Instructions to follow = An exact reproduction of the records is required, with all images left out.

======== Given information ========

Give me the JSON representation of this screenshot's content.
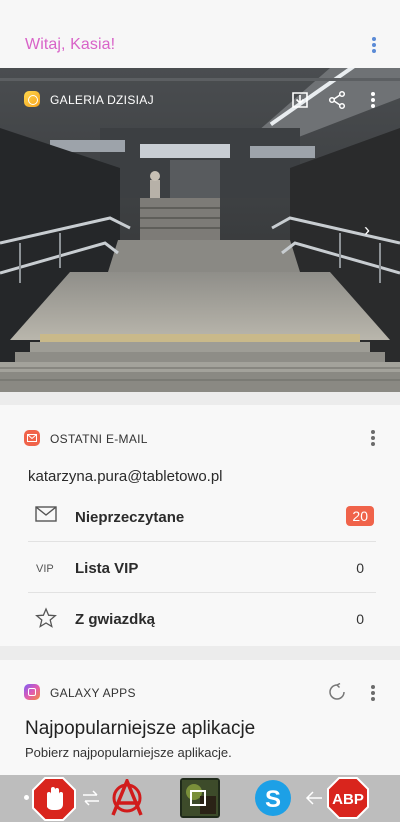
{
  "header": {
    "greeting": "Witaj, Kasia!",
    "menu_icon": "more-vert-icon"
  },
  "gallery": {
    "title": "GALERIA DZISIAJ",
    "icons": [
      "gallery-icon",
      "save-icon",
      "share-icon",
      "more-vert-icon",
      "chevron-right-icon"
    ]
  },
  "email": {
    "title": "OSTATNI E-MAIL",
    "account": "katarzyna.pura@tabletowo.pl",
    "rows": [
      {
        "icon": "envelope-icon",
        "label": "Nieprzeczytane",
        "count": "20",
        "highlight": true
      },
      {
        "icon": "vip-text",
        "icon_text": "VIP",
        "label": "Lista VIP",
        "count": "0"
      },
      {
        "icon": "star-outline-icon",
        "label": "Z gwiazdką",
        "count": "0"
      }
    ],
    "accent": "#f0634a"
  },
  "apps": {
    "title": "GALAXY APPS",
    "heading": "Najpopularniejsze aplikacje",
    "subtitle": "Pobierz najpopularniejsze aplikacje."
  },
  "taskbar": {
    "items": [
      "dot-indicator",
      "adblock-hand-icon",
      "swap-icon",
      "anarchy-icon",
      "photo-app-icon",
      "skype-icon",
      "back-arrow-icon",
      "abp-icon"
    ],
    "abp_text": "ABP",
    "skype_text": "S"
  },
  "colors": {
    "greeting": "#d863c8",
    "menu": "#5b8bd6"
  }
}
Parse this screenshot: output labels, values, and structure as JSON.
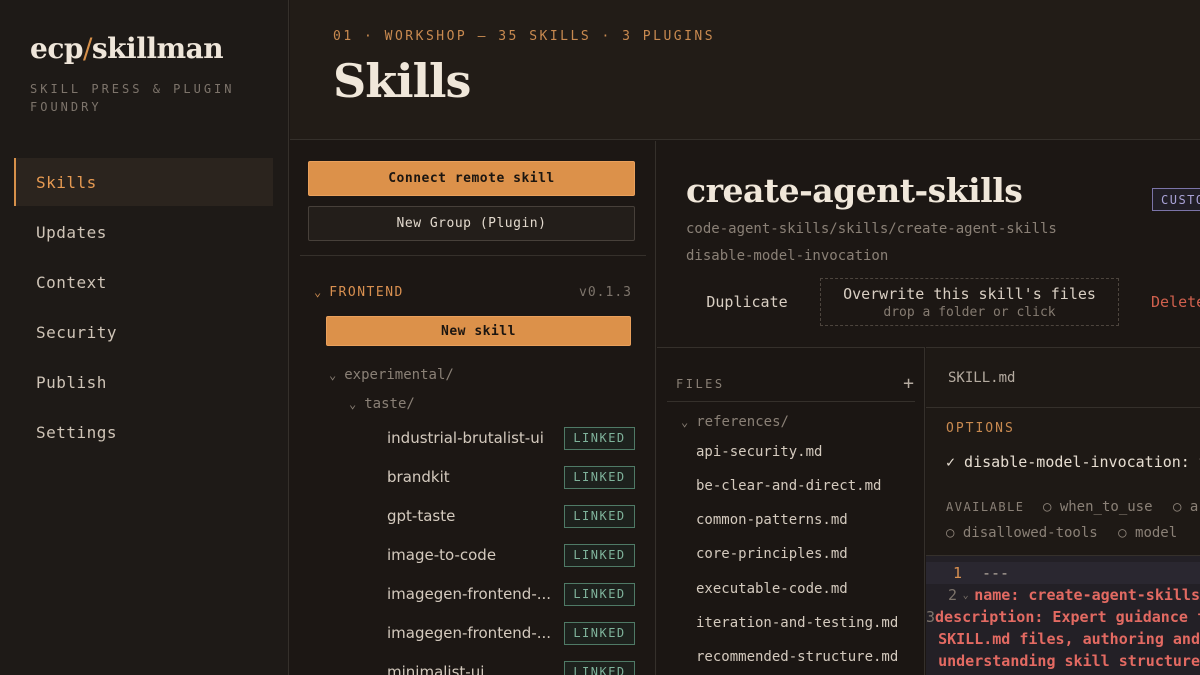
{
  "brand": {
    "left": "ecp",
    "slash": "/",
    "right": "skillman",
    "tagline": "SKILL PRESS & PLUGIN FOUNDRY"
  },
  "nav": [
    {
      "label": "Skills",
      "active": true
    },
    {
      "label": "Updates"
    },
    {
      "label": "Context"
    },
    {
      "label": "Security"
    },
    {
      "label": "Publish"
    },
    {
      "label": "Settings"
    }
  ],
  "header": {
    "eyebrow": "01 · WORKSHOP — 35 SKILLS · 3 PLUGINS",
    "title": "Skills"
  },
  "groups": {
    "connect_label": "Connect remote skill",
    "new_group_label": "New Group (Plugin)",
    "group": {
      "name": "FRONTEND",
      "version": "v0.1.3",
      "new_skill_label": "New skill"
    },
    "folders": [
      "experimental/",
      "taste/"
    ],
    "skills": [
      {
        "name": "industrial-brutalist-ui",
        "badge": "LINKED"
      },
      {
        "name": "brandkit",
        "badge": "LINKED"
      },
      {
        "name": "gpt-taste",
        "badge": "LINKED"
      },
      {
        "name": "image-to-code",
        "badge": "LINKED"
      },
      {
        "name": "imagegen-frontend-...",
        "badge": "LINKED"
      },
      {
        "name": "imagegen-frontend-...",
        "badge": "LINKED"
      },
      {
        "name": "minimalist-ui",
        "badge": "LINKED"
      }
    ]
  },
  "detail": {
    "title": "create-agent-skills",
    "badge": "CUSTOM",
    "path": "code-agent-skills/skills/create-agent-skills",
    "flag": "disable-model-invocation",
    "duplicate_label": "Duplicate",
    "overwrite_label": "Overwrite this skill's files",
    "overwrite_hint": "drop a folder or click",
    "delete_label": "Delete"
  },
  "files": {
    "header": "FILES",
    "add_icon": "+",
    "folder": "references/",
    "items": [
      "api-security.md",
      "be-clear-and-direct.md",
      "common-patterns.md",
      "core-principles.md",
      "executable-code.md",
      "iteration-and-testing.md",
      "recommended-structure.md"
    ]
  },
  "editor": {
    "tab": "SKILL.md",
    "options_label": "OPTIONS",
    "checked_option": "✓ disable-model-invocation: true",
    "available_label": "AVAILABLE",
    "available": [
      "○ when_to_use",
      "○ argument-hint",
      "○ disallowed-tools",
      "○ model"
    ],
    "code": [
      {
        "n": "1",
        "text": "---"
      },
      {
        "n": "2",
        "text": "name: create-agent-skills"
      },
      {
        "n": "3",
        "text": "description: Expert guidance for"
      },
      {
        "n": "",
        "text": "SKILL.md files, authoring and"
      },
      {
        "n": "",
        "text": "understanding skill structure"
      }
    ]
  },
  "colors": {
    "accent": "#dc914a",
    "linked": "#7fb39b",
    "danger": "#d0604d",
    "custom": "#a9a2d6"
  }
}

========

Response to the exercise =
Give me the JSON representation of this screenshot's content.
{
  "header": {
    "greeting": "Witaj, Kasia!",
    "menu_icon": "more-vert-icon"
  },
  "gallery": {
    "title": "GALERIA DZISIAJ",
    "icons": [
      "gallery-icon",
      "save-icon",
      "share-icon",
      "more-vert-icon",
      "chevron-right-icon"
    ]
  },
  "email": {
    "title": "OSTATNI E-MAIL",
    "account": "katarzyna.pura@tabletowo.pl",
    "rows": [
      {
        "icon": "envelope-icon",
        "label": "Nieprzeczytane",
        "count": "20",
        "highlight": true
      },
      {
        "icon": "vip-text",
        "icon_text": "VIP",
        "label": "Lista VIP",
        "count": "0"
      },
      {
        "icon": "star-outline-icon",
        "label": "Z gwiazdką",
        "count": "0"
      }
    ],
    "accent": "#f0634a"
  },
  "apps": {
    "title": "GALAXY APPS",
    "heading": "Najpopularniejsze aplikacje",
    "subtitle": "Pobierz najpopularniejsze aplikacje."
  },
  "taskbar": {
    "items": [
      "dot-indicator",
      "adblock-hand-icon",
      "swap-icon",
      "anarchy-icon",
      "photo-app-icon",
      "skype-icon",
      "back-arrow-icon",
      "abp-icon"
    ],
    "abp_text": "ABP",
    "skype_text": "S"
  },
  "colors": {
    "greeting": "#d863c8",
    "menu": "#5b8bd6"
  }
}
Parse this screenshot: output labels, values, and structure as JSON.
{
  "brand": {
    "left": "ecp",
    "slash": "/",
    "right": "skillman",
    "tagline": "SKILL PRESS & PLUGIN FOUNDRY"
  },
  "nav": [
    {
      "label": "Skills",
      "active": true
    },
    {
      "label": "Updates"
    },
    {
      "label": "Context"
    },
    {
      "label": "Security"
    },
    {
      "label": "Publish"
    },
    {
      "label": "Settings"
    }
  ],
  "header": {
    "eyebrow": "01 · WORKSHOP — 35 SKILLS · 3 PLUGINS",
    "title": "Skills"
  },
  "groups": {
    "connect_label": "Connect remote skill",
    "new_group_label": "New Group (Plugin)",
    "group": {
      "name": "FRONTEND",
      "version": "v0.1.3",
      "new_skill_label": "New skill"
    },
    "folders": [
      "experimental/",
      "taste/"
    ],
    "skills": [
      {
        "name": "industrial-brutalist-ui",
        "badge": "LINKED"
      },
      {
        "name": "brandkit",
        "badge": "LINKED"
      },
      {
        "name": "gpt-taste",
        "badge": "LINKED"
      },
      {
        "name": "image-to-code",
        "badge": "LINKED"
      },
      {
        "name": "imagegen-frontend-...",
        "badge": "LINKED"
      },
      {
        "name": "imagegen-frontend-...",
        "badge": "LINKED"
      },
      {
        "name": "minimalist-ui",
        "badge": "LINKED"
      }
    ]
  },
  "detail": {
    "title": "create-agent-skills",
    "badge": "CUSTOM",
    "path": "code-agent-skills/skills/create-agent-skills",
    "flag": "disable-model-invocation",
    "duplicate_label": "Duplicate",
    "overwrite_label": "Overwrite this skill's files",
    "overwrite_hint": "drop a folder or click",
    "delete_label": "Delete"
  },
  "files": {
    "header": "FILES",
    "add_icon": "+",
    "folder": "references/",
    "items": [
      "api-security.md",
      "be-clear-and-direct.md",
      "common-patterns.md",
      "core-principles.md",
      "executable-code.md",
      "iteration-and-testing.md",
      "recommended-structure.md"
    ]
  },
  "editor": {
    "tab": "SKILL.md",
    "options_label": "OPTIONS",
    "checked_option": "✓ disable-model-invocation: true",
    "available_label": "AVAILABLE",
    "available": [
      "○ when_to_use",
      "○ argument-hint",
      "○ disallowed-tools",
      "○ model"
    ],
    "code": [
      {
        "n": "1",
        "text": "---"
      },
      {
        "n": "2",
        "text": "name: create-agent-skills"
      },
      {
        "n": "3",
        "text": "description: Expert guidance for"
      },
      {
        "n": "",
        "text": "SKILL.md files, authoring and"
      },
      {
        "n": "",
        "text": "understanding skill structure"
      }
    ]
  },
  "colors": {
    "accent": "#dc914a",
    "linked": "#7fb39b",
    "danger": "#d0604d",
    "custom": "#a9a2d6"
  }
}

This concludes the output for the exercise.